• _Source data_

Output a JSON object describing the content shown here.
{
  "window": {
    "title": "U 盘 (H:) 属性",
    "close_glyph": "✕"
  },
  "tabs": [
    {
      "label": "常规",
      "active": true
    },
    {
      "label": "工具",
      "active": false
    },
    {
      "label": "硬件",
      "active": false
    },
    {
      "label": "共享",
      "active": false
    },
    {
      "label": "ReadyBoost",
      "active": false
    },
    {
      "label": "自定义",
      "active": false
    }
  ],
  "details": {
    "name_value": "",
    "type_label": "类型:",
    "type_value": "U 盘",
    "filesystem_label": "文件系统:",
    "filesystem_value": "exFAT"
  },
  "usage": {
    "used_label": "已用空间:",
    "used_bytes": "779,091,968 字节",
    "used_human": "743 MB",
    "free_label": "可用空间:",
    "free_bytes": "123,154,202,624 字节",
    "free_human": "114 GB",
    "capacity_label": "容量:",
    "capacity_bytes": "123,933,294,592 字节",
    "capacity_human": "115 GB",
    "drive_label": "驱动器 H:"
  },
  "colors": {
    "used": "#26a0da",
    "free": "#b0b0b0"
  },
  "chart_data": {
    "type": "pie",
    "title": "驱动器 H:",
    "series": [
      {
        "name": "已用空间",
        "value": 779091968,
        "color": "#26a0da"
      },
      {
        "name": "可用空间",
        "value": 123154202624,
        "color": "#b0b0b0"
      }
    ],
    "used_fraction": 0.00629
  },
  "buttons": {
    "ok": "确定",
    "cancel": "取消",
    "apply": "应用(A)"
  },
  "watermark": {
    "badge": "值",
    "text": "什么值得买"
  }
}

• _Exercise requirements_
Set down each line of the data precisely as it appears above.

• _Answer_
Output a JSON object describing the content shown here.
{
  "window": {
    "title": "U 盘 (H:) 属性",
    "close_glyph": "✕"
  },
  "tabs": [
    {
      "label": "常规",
      "active": true
    },
    {
      "label": "工具",
      "active": false
    },
    {
      "label": "硬件",
      "active": false
    },
    {
      "label": "共享",
      "active": false
    },
    {
      "label": "ReadyBoost",
      "active": false
    },
    {
      "label": "自定义",
      "active": false
    }
  ],
  "details": {
    "name_value": "",
    "type_label": "类型:",
    "type_value": "U 盘",
    "filesystem_label": "文件系统:",
    "filesystem_value": "exFAT"
  },
  "usage": {
    "used_label": "已用空间:",
    "used_bytes": "779,091,968 字节",
    "used_human": "743 MB",
    "free_label": "可用空间:",
    "free_bytes": "123,154,202,624 字节",
    "free_human": "114 GB",
    "capacity_label": "容量:",
    "capacity_bytes": "123,933,294,592 字节",
    "capacity_human": "115 GB",
    "drive_label": "驱动器 H:"
  },
  "colors": {
    "used": "#26a0da",
    "free": "#b0b0b0"
  },
  "chart_data": {
    "type": "pie",
    "title": "驱动器 H:",
    "series": [
      {
        "name": "已用空间",
        "value": 779091968,
        "color": "#26a0da"
      },
      {
        "name": "可用空间",
        "value": 123154202624,
        "color": "#b0b0b0"
      }
    ],
    "used_fraction": 0.00629
  },
  "buttons": {
    "ok": "确定",
    "cancel": "取消",
    "apply": "应用(A)"
  },
  "watermark": {
    "badge": "值",
    "text": "什么值得买"
  }
}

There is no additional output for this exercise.